**Example 1.86**.
Let \( S = {1, 2, 3, 4} \), \( T = {12, 3, 4} \), and \( g: S \rightarrow T \) by \( g(1) = g(2) = 12 , g(3) = 3, \text{ and } g(4) = 4 \).

Using the same \( S \) and \( g: S \rightarrow T \) as in Example 1.76, determine the partition \( g^*(c) \) on \( S \) for each of the five partitions \( c: T \twoheadrightarrow P \).

## Comments

The partitions on \(T\) are

[1234],[12][34],[123][4],[124][3],[12][3][4].

The images of these partitions under \(g^*\) are

[1234],[12][34],[123][4],[124][3],[12][3][4]

where now \(1\) and \(2\) are distinct elements of \(S\), though they always appear in the pulled-back partitions together (because \(g\) maps them to the same element of \(T\)).
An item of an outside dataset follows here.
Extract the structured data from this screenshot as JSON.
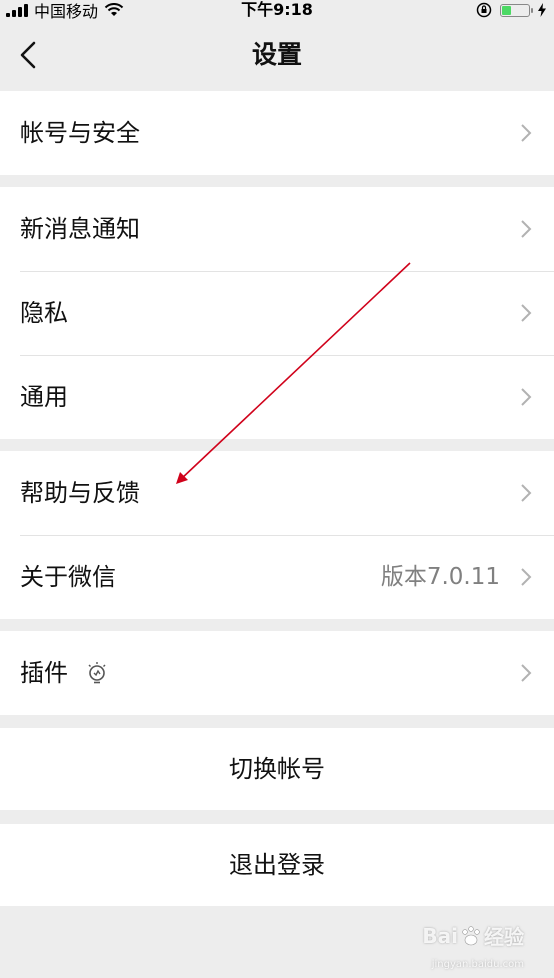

`The partitions on \\(T\\) are [1234],[12][34],[123][4],[124][3],[12][3][4]. The images of these partitions under \\(g^*\\) are [1234],[12][34],[123][4],[124][3],[12][3][4] where now \\(1\\) and \\(2\\) are distinct elements of \\(S\\), though they always appear in the pulled-back partitions together (because \\(g\\) maps them to the same element of \\(T\\)).`